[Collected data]
+ + + + +

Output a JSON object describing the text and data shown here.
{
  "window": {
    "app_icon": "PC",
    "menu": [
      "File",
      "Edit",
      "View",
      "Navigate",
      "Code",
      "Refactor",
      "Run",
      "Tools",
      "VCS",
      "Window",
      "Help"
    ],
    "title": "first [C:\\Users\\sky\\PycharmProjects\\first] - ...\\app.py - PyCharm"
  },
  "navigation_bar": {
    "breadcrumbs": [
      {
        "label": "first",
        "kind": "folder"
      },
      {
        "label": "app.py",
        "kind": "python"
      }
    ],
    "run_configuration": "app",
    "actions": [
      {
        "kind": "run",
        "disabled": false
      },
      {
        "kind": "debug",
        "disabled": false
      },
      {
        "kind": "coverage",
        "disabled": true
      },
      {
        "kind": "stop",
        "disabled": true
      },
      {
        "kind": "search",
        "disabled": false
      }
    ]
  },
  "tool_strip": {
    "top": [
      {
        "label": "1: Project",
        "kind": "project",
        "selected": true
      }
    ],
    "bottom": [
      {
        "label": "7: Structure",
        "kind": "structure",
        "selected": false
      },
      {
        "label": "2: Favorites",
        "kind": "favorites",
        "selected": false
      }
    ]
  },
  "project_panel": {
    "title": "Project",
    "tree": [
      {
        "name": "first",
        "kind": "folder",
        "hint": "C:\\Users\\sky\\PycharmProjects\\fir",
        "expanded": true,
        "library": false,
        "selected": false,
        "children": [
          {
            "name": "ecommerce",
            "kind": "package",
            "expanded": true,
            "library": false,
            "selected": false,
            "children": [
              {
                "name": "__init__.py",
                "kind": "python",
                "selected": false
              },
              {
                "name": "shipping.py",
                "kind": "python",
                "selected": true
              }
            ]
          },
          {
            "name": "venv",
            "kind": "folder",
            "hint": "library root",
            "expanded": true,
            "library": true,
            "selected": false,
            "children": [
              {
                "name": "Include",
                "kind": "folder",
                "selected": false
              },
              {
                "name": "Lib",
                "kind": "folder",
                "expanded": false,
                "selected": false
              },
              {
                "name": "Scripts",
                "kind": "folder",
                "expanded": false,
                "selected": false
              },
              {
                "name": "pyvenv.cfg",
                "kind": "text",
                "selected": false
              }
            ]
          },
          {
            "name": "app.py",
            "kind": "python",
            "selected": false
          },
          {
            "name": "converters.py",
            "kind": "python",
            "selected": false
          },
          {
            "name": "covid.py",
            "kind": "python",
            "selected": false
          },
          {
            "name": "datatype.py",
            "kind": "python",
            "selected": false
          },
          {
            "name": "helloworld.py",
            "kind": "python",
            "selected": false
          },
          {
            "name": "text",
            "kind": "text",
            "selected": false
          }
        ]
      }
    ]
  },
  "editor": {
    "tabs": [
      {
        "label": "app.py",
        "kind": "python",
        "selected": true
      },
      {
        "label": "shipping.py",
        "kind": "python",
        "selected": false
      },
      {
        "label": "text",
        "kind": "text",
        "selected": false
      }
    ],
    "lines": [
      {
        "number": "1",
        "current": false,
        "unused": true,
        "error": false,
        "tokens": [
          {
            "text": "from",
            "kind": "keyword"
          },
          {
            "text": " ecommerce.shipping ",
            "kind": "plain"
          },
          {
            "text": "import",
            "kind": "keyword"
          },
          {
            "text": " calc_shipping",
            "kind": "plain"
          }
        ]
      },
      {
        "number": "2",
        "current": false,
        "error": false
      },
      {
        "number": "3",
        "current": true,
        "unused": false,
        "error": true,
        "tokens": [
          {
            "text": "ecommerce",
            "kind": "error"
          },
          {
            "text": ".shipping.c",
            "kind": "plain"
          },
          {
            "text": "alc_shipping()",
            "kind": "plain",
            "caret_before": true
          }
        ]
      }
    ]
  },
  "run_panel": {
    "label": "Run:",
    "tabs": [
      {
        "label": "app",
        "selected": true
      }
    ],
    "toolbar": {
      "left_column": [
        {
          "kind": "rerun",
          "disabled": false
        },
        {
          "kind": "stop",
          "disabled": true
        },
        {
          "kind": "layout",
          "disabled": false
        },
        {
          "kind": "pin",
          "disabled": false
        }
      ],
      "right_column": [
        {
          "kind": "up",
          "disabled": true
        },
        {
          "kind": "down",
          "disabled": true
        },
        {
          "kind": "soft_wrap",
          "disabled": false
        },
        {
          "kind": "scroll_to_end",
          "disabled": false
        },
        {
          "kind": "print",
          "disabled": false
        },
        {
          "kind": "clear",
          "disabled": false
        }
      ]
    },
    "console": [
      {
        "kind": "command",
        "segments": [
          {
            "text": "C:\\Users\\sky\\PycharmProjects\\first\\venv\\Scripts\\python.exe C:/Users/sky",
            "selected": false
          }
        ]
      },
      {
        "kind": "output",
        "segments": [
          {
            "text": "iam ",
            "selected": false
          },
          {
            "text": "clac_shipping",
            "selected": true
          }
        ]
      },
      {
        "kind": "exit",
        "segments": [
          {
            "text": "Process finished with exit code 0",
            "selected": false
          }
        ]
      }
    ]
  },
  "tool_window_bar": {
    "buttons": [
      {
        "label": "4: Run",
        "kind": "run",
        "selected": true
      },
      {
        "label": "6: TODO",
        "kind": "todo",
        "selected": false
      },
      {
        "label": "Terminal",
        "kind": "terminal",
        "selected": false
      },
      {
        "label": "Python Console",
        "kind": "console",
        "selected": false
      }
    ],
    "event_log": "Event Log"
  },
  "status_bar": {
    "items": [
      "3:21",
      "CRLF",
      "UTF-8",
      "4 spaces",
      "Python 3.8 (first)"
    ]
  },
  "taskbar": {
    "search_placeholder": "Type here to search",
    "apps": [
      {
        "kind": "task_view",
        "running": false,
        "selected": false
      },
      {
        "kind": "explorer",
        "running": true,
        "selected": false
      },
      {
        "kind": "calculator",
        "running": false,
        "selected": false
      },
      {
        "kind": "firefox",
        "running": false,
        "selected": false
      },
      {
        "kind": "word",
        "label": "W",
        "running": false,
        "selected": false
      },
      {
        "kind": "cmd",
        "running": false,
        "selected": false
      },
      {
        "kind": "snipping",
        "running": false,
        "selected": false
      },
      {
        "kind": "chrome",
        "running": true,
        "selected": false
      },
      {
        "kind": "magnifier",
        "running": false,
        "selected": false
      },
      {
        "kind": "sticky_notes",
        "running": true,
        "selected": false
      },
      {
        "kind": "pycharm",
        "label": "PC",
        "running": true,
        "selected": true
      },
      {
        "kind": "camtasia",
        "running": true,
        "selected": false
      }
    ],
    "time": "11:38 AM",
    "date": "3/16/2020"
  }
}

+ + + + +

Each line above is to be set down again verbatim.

Output a JSON object describing the text and data shown here.
{
  "window": {
    "app_icon": "PC",
    "menu": [
      "File",
      "Edit",
      "View",
      "Navigate",
      "Code",
      "Refactor",
      "Run",
      "Tools",
      "VCS",
      "Window",
      "Help"
    ],
    "title": "first [C:\\Users\\sky\\PycharmProjects\\first] - ...\\app.py - PyCharm"
  },
  "navigation_bar": {
    "breadcrumbs": [
      {
        "label": "first",
        "kind": "folder"
      },
      {
        "label": "app.py",
        "kind": "python"
      }
    ],
    "run_configuration": "app",
    "actions": [
      {
        "kind": "run",
        "disabled": false
      },
      {
        "kind": "debug",
        "disabled": false
      },
      {
        "kind": "coverage",
        "disabled": true
      },
      {
        "kind": "stop",
        "disabled": true
      },
      {
        "kind": "search",
        "disabled": false
      }
    ]
  },
  "tool_strip": {
    "top": [
      {
        "label": "1: Project",
        "kind": "project",
        "selected": true
      }
    ],
    "bottom": [
      {
        "label": "7: Structure",
        "kind": "structure",
        "selected": false
      },
      {
        "label": "2: Favorites",
        "kind": "favorites",
        "selected": false
      }
    ]
  },
  "project_panel": {
    "title": "Project",
    "tree": [
      {
        "name": "first",
        "kind": "folder",
        "hint": "C:\\Users\\sky\\PycharmProjects\\fir",
        "expanded": true,
        "library": false,
        "selected": false,
        "children": [
          {
            "name": "ecommerce",
            "kind": "package",
            "expanded": true,
            "library": false,
            "selected": false,
            "children": [
              {
                "name": "__init__.py",
                "kind": "python",
                "selected": false
              },
              {
                "name": "shipping.py",
                "kind": "python",
                "selected": true
              }
            ]
          },
          {
            "name": "venv",
            "kind": "folder",
            "hint": "library root",
            "expanded": true,
            "library": true,
            "selected": false,
            "children": [
              {
                "name": "Include",
                "kind": "folder",
                "selected": false
              },
              {
                "name": "Lib",
                "kind": "folder",
                "expanded": false,
                "selected": false
              },
              {
                "name": "Scripts",
                "kind": "folder",
                "expanded": false,
                "selected": false
              },
              {
                "name": "pyvenv.cfg",
                "kind": "text",
                "selected": false
              }
            ]
          },
          {
            "name": "app.py",
            "kind": "python",
            "selected": false
          },
          {
            "name": "converters.py",
            "kind": "python",
            "selected": false
          },
          {
            "name": "covid.py",
            "kind": "python",
            "selected": false
          },
          {
            "name": "datatype.py",
            "kind": "python",
            "selected": false
          },
          {
            "name": "helloworld.py",
            "kind": "python",
            "selected": false
          },
          {
            "name": "text",
            "kind": "text",
            "selected": false
          }
        ]
      }
    ]
  },
  "editor": {
    "tabs": [
      {
        "label": "app.py",
        "kind": "python",
        "selected": true
      },
      {
        "label": "shipping.py",
        "kind": "python",
        "selected": false
      },
      {
        "label": "text",
        "kind": "text",
        "selected": false
      }
    ],
    "lines": [
      {
        "number": "1",
        "current": false,
        "unused": true,
        "error": false,
        "tokens": [
          {
            "text": "from",
            "kind": "keyword"
          },
          {
            "text": " ecommerce.shipping ",
            "kind": "plain"
          },
          {
            "text": "import",
            "kind": "keyword"
          },
          {
            "text": " calc_shipping",
            "kind": "plain"
          }
        ]
      },
      {
        "number": "2",
        "current": false,
        "error": false
      },
      {
        "number": "3",
        "current": true,
        "unused": false,
        "error": true,
        "tokens": [
          {
            "text": "ecommerce",
            "kind": "error"
          },
          {
            "text": ".shipping.c",
            "kind": "plain"
          },
          {
            "text": "alc_shipping()",
            "kind": "plain",
            "caret_before": true
          }
        ]
      }
    ]
  },
  "run_panel": {
    "label": "Run:",
    "tabs": [
      {
        "label": "app",
        "selected": true
      }
    ],
    "toolbar": {
      "left_column": [
        {
          "kind": "rerun",
          "disabled": false
        },
        {
          "kind": "stop",
          "disabled": true
        },
        {
          "kind": "layout",
          "disabled": false
        },
        {
          "kind": "pin",
          "disabled": false
        }
      ],
      "right_column": [
        {
          "kind": "up",
          "disabled": true
        },
        {
          "kind": "down",
          "disabled": true
        },
        {
          "kind": "soft_wrap",
          "disabled": false
        },
        {
          "kind": "scroll_to_end",
          "disabled": false
        },
        {
          "kind": "print",
          "disabled": false
        },
        {
          "kind": "clear",
          "disabled": false
        }
      ]
    },
    "console": [
      {
        "kind": "command",
        "segments": [
          {
            "text": "C:\\Users\\sky\\PycharmProjects\\first\\venv\\Scripts\\python.exe C:/Users/sky",
            "selected": false
          }
        ]
      },
      {
        "kind": "output",
        "segments": [
          {
            "text": "iam ",
            "selected": false
          },
          {
            "text": "clac_shipping",
            "selected": true
          }
        ]
      },
      {
        "kind": "exit",
        "segments": [
          {
            "text": "Process finished with exit code 0",
            "selected": false
          }
        ]
      }
    ]
  },
  "tool_window_bar": {
    "buttons": [
      {
        "label": "4: Run",
        "kind": "run",
        "selected": true
      },
      {
        "label": "6: TODO",
        "kind": "todo",
        "selected": false
      },
      {
        "label": "Terminal",
        "kind": "terminal",
        "selected": false
      },
      {
        "label": "Python Console",
        "kind": "console",
        "selected": false
      }
    ],
    "event_log": "Event Log"
  },
  "status_bar": {
    "items": [
      "3:21",
      "CRLF",
      "UTF-8",
      "4 spaces",
      "Python 3.8 (first)"
    ]
  },
  "taskbar": {
    "search_placeholder": "Type here to search",
    "apps": [
      {
        "kind": "task_view",
        "running": false,
        "selected": false
      },
      {
        "kind": "explorer",
        "running": true,
        "selected": false
      },
      {
        "kind": "calculator",
        "running": false,
        "selected": false
      },
      {
        "kind": "firefox",
        "running": false,
        "selected": false
      },
      {
        "kind": "word",
        "label": "W",
        "running": false,
        "selected": false
      },
      {
        "kind": "cmd",
        "running": false,
        "selected": false
      },
      {
        "kind": "snipping",
        "running": false,
        "selected": false
      },
      {
        "kind": "chrome",
        "running": true,
        "selected": false
      },
      {
        "kind": "magnifier",
        "running": false,
        "selected": false
      },
      {
        "kind": "sticky_notes",
        "running": true,
        "selected": false
      },
      {
        "kind": "pycharm",
        "label": "PC",
        "running": true,
        "selected": true
      },
      {
        "kind": "camtasia",
        "running": true,
        "selected": false
      }
    ],
    "time": "11:38 AM",
    "date": "3/16/2020"
  }
}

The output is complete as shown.